The US is bombing the crap out of the Pak-Afghan border, but the terrorists are in the cities and towns, can’t really bomb away. India needs to seriously tighten its borders, and cannot rely on Pakistan’s situation improving any time soon.

Terrorist attacks in Mumbai

Terror struck the country's financial capital late on Wednesday night as coordinated serial explosions and indiscriminate firing were reported from at least eight locations across Mumbai.

At least 18 people are reported killed and 24 are seriously injured.

The coordinated terror strike which reportedly began at 2233 PM at Chhatrapathi Shivaji TerminusCST, formerly known as the Victoria TerminusVT, killed 10 people in the premises of the station, police say.

A petrol pump has been blown up in Colaba by armed men and at least 10 people are reported to have been killed in that strike.

Three persons are killed in a bomb explosion in a taxi on Mazegaon dockyard road and an equal number have been gunned down at the five-star Taj Hotel.

The victims in the hotel were its employees.

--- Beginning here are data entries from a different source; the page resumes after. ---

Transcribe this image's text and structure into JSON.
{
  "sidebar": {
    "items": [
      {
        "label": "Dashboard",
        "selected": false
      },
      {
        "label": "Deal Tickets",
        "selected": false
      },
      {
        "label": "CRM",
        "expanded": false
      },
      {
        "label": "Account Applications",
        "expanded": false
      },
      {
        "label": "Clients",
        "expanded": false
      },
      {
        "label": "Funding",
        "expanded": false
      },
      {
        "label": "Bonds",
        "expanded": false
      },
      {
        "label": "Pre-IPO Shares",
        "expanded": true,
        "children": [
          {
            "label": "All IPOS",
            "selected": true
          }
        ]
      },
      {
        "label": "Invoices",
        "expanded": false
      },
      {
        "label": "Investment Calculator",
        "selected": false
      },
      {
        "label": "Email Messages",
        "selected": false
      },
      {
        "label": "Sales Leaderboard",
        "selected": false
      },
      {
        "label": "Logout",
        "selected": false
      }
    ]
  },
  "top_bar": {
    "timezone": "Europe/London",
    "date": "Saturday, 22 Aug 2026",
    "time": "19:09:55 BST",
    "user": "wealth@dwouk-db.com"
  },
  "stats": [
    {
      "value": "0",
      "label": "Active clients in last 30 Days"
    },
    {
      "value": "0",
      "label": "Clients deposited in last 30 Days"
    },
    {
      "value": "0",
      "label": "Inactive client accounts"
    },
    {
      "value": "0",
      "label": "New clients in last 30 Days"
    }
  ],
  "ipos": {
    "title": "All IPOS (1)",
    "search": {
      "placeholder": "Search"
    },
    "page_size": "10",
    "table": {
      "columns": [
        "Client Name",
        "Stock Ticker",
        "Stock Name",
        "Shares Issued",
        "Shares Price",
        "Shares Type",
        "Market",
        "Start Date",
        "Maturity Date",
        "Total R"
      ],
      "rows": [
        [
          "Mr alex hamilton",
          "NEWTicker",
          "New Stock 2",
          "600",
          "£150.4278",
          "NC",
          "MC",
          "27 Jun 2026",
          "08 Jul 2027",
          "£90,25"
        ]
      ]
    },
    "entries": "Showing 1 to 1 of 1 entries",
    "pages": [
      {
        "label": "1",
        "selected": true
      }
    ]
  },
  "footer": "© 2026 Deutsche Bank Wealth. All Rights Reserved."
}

via MUMBAI TERROR: Hotels, hospital, bus stands, cinema halls attacked

All the attacks are in relatively affluent neighbourhoods and posh hotels in South Mumbai, clearly designed to terrorize people who would not normally be exposed to terrorist activity, and to further ratchet up tensions in India. Of course, scaring foreigners and tourists is a big deal as well. CST (or Victoria terminus as it is still referred to) is like Grand Central Station in NY city, an iconic Mumbai landmark and the starting point for many many trains. Security in this city of millions is non existent, so I guess such attacks are easy to carry out.

Hindu Terrorism Update

As they uncover a wide network of those involved in the Malegaon blast with linkages to an earlier explosion at Nanded too, investigators were on Sunday looking for 54 people suspected to have been given arms training at a military school in Nagpur.

Highly-placed sources involved in the investigation into the blast at Malegaon on September 29 that killed six persons, said that interrogation of suspects indicated that 54 people had been given training in handling of arms and explosives at Bhonsala Military School in 2001.

Some of them are believed to be involved in the blasts at Malegaon in 2006 and 2008 as well as the Nanded blast in 2006.

Mysteriously a laptop said to belong to Lt. Col. Shrikant Purohit, an army officer arrested recently after investigations, has disappeared. The laptop is said to contain all the 54 names.

via The Hindu : Front Page : Police looking for 54 people “who got arms training”

Involving a military school and a Lt. Colonel, scary. Earlier post here.

Hindu Terrorists – No Oxymorons

The revelation that a militant section of the Hindutva network was behind the September 29 bomb blasts in Muslim-dominated Malegaon in Maharashtra and Modasa in Gujarat has shattered the myth propagated by the Hindutva campaign that only Islamist fundamentalism breeds terrorism. Indeed the Sangh Parivar’s loaded argument has been that while all Muslims are not terrorists, all terrorists are Muslim. Saffron rabble-rousers have had no compunction in lobbing this charge at the Muslim community as a whole. While it has become almost an article of faith with the parivar to link Islamist fundamentalists with terrorism, today, with the arrests of radical Hindu activist Sadhvi Pragya Singh Thakur and four others, among them a retired Major, the Sangh and its affiliates find themselves warding off the same accusations. Prima facie, the case against the Sadhvi and her accomplices is serious. The Anti-Terrorism Squad of Maharashtra, which has been on the trail of Hindutva terror since 2006, has charged them under the Indian Penal Code for murder as well as under sections of the Indian Explosives Act, 1884, and the Unlawful Activities Prevention Act, 1967.

via The Hindu : Opinion / Editorials : Hindutva’s terror link

Note: Sadhvi means saint! Terrorist accused saint, now that is an oxymoron we can believe in.

Seriously, what has this so called Hindutva movement come to? Ban them all!